The book includes an introdction by Katherine Paterson (Author of Bridge to Terabithia and numerous other books), a pronunciation guide, a glossary, an author’s note, acknowledgements, information about the poetry used in the book, and recommended reading about Afghanistan.



Wanting Mor By Rukhsana Khan




Jameela has a lot of obstacles as the book opens: poverty, her mother, Mor, has just died, a cleft lip, and an angry  father that returns to drugs and alcohol.  As the book progresses however, things don’t get better in fact they get worse.  In war-torn Afghanistan Jameela and her father move from their small village to the bustling city of Kabul, recently freed from Taliban control. With only her faith in Allah and her memory of Mor, Jameela endures being a virtual slave in one home, before being whisked away for her father’s inappropriate actions with the lady of the house.  Desperate for a place to live, Jameela’s father marries a widow for her money and Jameela becomes a slave to her new stepmother.  When her stepbrother Masood, tries to teach her how to read and write her name, her stepmother convinces Jameela’s father to take her to the busy market place and leave her.  Alone, lost, and with no where to go a kind butcher tries to help her, but ultimately she ends up in an orphanage.  Prospects look up for Jameela as she finally is allowed an education, friends, and security, however, issues with her father and stepmother must be resolved and ultimately this serves to be the biggest test for Jameela.


The story in a nutshell, is heartbreaking, yet Khan never seems to diminish the hope felt for Jameela and the belief that she will find a way to have a full life.  Based on a true story, it is hard to put the book down and the 183 pages fly by quickly.  Jameela is very devout in her prayers, her modesty and her imaan, illuminating  a story where so much sadness prevails.
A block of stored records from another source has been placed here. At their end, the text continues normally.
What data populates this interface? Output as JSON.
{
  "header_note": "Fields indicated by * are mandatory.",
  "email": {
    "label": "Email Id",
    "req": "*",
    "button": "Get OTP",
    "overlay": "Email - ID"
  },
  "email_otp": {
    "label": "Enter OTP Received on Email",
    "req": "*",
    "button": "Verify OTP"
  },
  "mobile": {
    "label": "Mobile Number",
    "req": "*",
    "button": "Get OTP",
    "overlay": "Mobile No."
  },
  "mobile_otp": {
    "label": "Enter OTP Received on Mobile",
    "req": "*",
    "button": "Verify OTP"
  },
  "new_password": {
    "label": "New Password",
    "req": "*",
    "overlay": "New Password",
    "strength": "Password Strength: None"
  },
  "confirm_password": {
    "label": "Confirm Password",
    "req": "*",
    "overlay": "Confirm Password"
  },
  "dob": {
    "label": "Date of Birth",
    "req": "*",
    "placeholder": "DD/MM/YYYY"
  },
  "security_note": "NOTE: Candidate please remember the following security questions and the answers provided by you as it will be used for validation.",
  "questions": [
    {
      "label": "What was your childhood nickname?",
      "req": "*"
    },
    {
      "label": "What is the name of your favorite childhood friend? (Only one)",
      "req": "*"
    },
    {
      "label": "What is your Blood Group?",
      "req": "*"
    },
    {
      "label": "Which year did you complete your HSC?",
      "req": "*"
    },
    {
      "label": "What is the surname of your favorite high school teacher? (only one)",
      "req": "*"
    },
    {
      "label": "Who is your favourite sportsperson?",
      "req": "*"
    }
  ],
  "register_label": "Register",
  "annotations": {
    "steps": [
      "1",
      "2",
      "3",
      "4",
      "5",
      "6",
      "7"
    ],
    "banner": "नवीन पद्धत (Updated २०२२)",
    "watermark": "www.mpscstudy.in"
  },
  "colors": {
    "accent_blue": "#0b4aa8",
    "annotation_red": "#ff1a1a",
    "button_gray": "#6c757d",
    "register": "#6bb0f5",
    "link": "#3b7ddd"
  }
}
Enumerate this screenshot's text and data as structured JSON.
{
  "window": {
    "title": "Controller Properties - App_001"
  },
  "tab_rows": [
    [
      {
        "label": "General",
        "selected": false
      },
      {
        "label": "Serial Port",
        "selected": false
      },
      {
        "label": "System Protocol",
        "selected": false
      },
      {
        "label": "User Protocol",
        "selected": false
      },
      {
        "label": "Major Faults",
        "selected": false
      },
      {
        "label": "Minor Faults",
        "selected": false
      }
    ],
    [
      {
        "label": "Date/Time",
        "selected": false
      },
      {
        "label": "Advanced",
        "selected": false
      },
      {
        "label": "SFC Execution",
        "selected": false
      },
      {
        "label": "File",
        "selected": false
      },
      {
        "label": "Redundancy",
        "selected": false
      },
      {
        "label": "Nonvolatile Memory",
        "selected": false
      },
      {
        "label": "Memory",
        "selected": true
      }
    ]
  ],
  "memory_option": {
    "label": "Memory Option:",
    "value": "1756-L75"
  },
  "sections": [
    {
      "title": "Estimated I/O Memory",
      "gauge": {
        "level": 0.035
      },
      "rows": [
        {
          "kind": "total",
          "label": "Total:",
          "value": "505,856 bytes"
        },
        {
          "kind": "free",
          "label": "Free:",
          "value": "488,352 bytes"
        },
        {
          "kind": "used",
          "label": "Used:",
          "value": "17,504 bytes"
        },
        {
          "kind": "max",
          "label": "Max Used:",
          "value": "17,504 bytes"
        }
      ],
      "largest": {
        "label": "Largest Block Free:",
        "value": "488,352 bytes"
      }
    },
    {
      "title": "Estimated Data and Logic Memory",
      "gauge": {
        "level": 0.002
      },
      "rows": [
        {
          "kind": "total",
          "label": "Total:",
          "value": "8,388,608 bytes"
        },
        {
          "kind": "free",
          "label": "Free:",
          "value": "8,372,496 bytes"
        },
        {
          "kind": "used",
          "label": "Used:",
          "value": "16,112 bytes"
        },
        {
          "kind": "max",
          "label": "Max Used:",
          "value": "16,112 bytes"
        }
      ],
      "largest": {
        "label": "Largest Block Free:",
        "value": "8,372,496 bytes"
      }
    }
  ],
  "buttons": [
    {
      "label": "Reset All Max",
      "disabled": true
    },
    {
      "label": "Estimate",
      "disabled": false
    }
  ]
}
Her faith in Allah swt brings her peace and strength and Khan successfully passes that message on to the reader.  Jameela not only has to navigate her family issues, but also the challenge of making friends, dealing with her appearance, taking control of matters regarding her education, and so much more than most student’s coming of age have to endure.  I think Jameela’s strengths and faults will inspire and serve as lessons to the readers, most likely girls who have it much, much easier.  And who after reading the book, inshaAllah, will appreciate how much harder their lives could be.  

This is the second book I’ve read and blogged about by Rukhsana Khan, the first was a children’s fiction book My Big Red Lollipop.  The two books are both well written and I enjoy her voice as an author, this book however, Wanting Mor, while only an AR Level 3.7, I would reserve for a more mature audience.  The reading is easy and fluid, the story is powerful and well told and I think would be fine in a 7th or 8th grade and up environment.  I would be nervous to recommend this book blindly to a young adult reader without context, direction, and some background.  The incident after a party, with alcohol, where Jameela’s father enters a married woman’s room, implies more than I would want a 3rd or 4th grader inquiring about.  Details aren’t given, but it causes a huge turning point in the story and is thus critical.  At one point a character is groped in the street and Jameela laughs, highly inappropriate that it happens and equally inappropriate that Jameela laughs at her friend.

Another point I would want to discuss with anyone reading the book before hand is the concept that, If you can’t be beautiful, you should at least be good.”  Mor tells it to Jameela, presumably because of her birth defect, but I think that a young girl reading the book shouldn’t take it at face value, I would want to explain the culture, the environment, and talk about such a statement on many levels.


 Implied sexual violence, drug and alcohol use


Given the right group of older students, this book would make a decent book club selections with plenty to discuss and plenty of emotion.

The author’s website page:  http://www.rukhsanakhan.com/books/wantingmor.html

Teacher’s guide:  http://www.rukhsanakhan.com/teacherguides/Wanting%20Mor%20Teacher’s%20Guide.PDF

Wanting Mor Presentation:  http://www.rukhsanakhan.com/teacherguides/Wanting%20Mor%20Presentation%20Guide.PDF